* DATA EXCERPTS *
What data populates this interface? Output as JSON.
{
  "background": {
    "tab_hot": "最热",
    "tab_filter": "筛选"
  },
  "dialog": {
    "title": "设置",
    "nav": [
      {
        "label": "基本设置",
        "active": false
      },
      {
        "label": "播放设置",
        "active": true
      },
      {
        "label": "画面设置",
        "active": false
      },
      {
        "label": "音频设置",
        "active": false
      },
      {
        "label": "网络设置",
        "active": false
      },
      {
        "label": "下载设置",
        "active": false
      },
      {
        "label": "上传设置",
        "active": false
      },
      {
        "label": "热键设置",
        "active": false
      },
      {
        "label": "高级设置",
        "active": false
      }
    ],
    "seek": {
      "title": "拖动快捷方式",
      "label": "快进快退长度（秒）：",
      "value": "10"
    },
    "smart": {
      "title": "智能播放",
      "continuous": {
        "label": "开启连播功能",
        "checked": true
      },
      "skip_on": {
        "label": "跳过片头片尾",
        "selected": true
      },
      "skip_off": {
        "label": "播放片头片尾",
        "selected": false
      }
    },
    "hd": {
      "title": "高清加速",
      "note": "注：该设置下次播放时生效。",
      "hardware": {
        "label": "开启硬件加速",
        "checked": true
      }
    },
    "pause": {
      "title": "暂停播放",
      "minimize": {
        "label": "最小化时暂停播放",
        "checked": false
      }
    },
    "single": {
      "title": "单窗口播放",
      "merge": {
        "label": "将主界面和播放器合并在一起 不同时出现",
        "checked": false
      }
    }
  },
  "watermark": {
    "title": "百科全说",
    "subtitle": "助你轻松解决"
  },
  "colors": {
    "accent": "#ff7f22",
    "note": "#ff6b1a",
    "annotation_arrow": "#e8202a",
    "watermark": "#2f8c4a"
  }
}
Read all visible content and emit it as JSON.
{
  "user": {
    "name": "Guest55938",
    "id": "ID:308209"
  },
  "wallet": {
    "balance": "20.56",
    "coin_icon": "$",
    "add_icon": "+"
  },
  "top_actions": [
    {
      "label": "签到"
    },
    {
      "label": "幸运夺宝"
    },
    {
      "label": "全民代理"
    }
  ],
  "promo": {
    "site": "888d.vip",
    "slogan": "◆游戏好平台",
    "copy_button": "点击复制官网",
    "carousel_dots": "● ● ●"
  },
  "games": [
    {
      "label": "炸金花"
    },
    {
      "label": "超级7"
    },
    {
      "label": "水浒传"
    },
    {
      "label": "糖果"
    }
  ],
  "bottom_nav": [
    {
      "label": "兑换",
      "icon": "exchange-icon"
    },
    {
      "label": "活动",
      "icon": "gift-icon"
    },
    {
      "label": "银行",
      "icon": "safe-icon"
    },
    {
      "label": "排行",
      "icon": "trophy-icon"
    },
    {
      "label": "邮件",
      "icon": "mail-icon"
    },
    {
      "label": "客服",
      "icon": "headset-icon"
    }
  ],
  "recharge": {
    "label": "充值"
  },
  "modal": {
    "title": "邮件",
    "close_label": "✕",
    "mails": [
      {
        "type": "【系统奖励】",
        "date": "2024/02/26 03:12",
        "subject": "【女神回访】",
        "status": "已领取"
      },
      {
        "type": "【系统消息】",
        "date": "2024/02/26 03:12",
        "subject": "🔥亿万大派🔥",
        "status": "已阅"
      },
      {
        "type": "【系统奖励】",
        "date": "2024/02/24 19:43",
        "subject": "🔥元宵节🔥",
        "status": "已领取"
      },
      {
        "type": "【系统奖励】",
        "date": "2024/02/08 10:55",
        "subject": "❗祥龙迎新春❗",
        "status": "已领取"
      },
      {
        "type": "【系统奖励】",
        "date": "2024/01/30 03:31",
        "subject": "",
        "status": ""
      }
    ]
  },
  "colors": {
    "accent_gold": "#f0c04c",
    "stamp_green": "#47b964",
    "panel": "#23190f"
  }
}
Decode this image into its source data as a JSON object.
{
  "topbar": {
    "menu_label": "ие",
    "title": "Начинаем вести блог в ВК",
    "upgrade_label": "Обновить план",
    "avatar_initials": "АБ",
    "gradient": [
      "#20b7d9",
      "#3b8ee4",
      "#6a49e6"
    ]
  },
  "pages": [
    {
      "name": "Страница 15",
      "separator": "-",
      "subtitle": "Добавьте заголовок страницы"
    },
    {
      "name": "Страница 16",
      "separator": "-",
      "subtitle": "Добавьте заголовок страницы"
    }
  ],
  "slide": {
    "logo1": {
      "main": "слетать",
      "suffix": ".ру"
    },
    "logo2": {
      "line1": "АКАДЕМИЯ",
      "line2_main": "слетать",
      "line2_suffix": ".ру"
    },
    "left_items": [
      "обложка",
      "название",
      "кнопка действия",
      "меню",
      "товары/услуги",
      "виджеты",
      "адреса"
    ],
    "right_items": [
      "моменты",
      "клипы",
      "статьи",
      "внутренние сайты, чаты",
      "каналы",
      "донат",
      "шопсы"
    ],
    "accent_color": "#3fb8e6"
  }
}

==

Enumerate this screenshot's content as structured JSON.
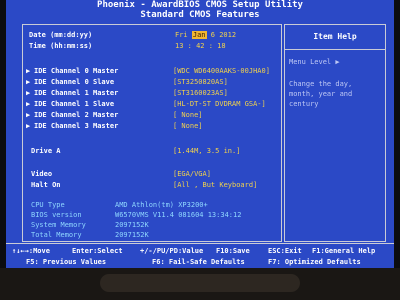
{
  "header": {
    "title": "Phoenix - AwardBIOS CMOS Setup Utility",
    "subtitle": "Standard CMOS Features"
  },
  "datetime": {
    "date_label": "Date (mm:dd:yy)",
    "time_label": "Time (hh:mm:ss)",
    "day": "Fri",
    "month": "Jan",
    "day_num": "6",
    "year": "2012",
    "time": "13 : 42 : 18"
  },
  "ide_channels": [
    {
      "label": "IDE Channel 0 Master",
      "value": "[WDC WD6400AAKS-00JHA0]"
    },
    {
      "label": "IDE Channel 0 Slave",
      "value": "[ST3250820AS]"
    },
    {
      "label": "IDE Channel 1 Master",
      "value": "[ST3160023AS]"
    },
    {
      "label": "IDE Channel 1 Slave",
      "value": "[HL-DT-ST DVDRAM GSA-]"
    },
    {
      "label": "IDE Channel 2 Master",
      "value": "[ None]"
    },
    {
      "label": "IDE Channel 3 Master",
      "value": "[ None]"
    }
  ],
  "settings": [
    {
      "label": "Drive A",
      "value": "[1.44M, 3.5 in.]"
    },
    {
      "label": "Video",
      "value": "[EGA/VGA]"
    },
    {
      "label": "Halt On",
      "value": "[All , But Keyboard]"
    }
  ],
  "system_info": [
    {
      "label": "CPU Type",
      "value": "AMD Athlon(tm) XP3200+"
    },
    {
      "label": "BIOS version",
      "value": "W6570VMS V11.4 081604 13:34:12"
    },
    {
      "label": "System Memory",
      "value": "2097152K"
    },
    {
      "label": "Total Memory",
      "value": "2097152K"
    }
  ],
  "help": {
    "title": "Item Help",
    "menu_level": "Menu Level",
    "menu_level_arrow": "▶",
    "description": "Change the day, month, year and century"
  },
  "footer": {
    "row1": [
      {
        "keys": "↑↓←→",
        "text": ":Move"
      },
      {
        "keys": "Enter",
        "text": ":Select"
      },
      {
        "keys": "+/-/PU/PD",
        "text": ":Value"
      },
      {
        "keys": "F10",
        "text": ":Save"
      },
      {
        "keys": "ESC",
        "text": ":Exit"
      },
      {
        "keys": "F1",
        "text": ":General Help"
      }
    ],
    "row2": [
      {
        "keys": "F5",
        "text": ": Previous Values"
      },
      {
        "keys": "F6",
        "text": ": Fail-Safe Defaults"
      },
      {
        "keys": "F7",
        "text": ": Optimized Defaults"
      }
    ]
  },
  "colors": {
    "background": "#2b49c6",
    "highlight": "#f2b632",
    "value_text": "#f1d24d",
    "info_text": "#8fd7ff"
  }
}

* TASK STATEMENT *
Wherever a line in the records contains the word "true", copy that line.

* OUTPUT *
        "active": true
        "checked": true
        "selected": true
        "checked": true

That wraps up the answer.